The electoral register lists the names and addresses of everyone who is registered to vote in public elections. It is used primarily for electoral purposes but is also used to check credit applications, detect fraud, and call individuals to jury service.
The electoral register is managed at a local level, and it is the duty of Electoral Registration Officers (EROs) to ensure that the register is as accurate and complete as possible.1 However, recent studies have shown that there remain gaps in the register’s completeness, particularly among younger people, non-home-owners, certain ethnic minorities, EU and Commonwealth citizens, and those classified in the lowest social grades.
In order to keep the electoral register accurate and complete, each ERO conducts an annual canvass, in which Household Enquiry Forms (HEFs) are sent to every household in their jurisdiction in order to confirm the details of those living at the property.
54 per cent of households did not respond to the HEF initially during the 2015 canvass.2 In these instances, local authorities are required by law to send reminders and carry out a door to door canvass.
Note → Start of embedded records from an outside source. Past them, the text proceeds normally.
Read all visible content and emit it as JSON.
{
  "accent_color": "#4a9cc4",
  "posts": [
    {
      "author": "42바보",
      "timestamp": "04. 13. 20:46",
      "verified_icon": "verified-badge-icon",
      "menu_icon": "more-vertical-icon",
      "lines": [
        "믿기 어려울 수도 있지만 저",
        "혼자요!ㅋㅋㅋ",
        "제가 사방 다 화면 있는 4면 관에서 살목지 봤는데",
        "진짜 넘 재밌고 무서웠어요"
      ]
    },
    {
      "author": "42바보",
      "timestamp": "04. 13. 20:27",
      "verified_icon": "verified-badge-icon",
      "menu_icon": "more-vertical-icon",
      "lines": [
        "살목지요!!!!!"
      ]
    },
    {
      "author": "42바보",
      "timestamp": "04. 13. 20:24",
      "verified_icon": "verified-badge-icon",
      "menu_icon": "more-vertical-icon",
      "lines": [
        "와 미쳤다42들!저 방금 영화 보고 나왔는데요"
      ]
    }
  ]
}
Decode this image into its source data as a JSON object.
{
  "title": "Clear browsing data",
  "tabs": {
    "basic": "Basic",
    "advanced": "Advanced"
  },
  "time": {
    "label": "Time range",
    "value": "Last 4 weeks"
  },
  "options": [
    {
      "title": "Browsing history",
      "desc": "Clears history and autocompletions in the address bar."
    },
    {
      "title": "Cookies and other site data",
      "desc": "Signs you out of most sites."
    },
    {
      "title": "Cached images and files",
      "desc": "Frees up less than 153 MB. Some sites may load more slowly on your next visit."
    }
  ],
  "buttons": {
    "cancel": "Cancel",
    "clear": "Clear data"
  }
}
If initial response rates to the HEF were increased, local authorities could save time and money. And if response rates by the end of the canvass were increased, both the accuracy and completeness of the register could be increased.
The Behavioural Insights Team partnered with the Electoral Commission to design and test alternative communications with the aim of increasing HEF response rates. This report presents results of a large-scale randomised controlled trial (RCT) that took place during the 2017 annual canvass in Hackney and Hull.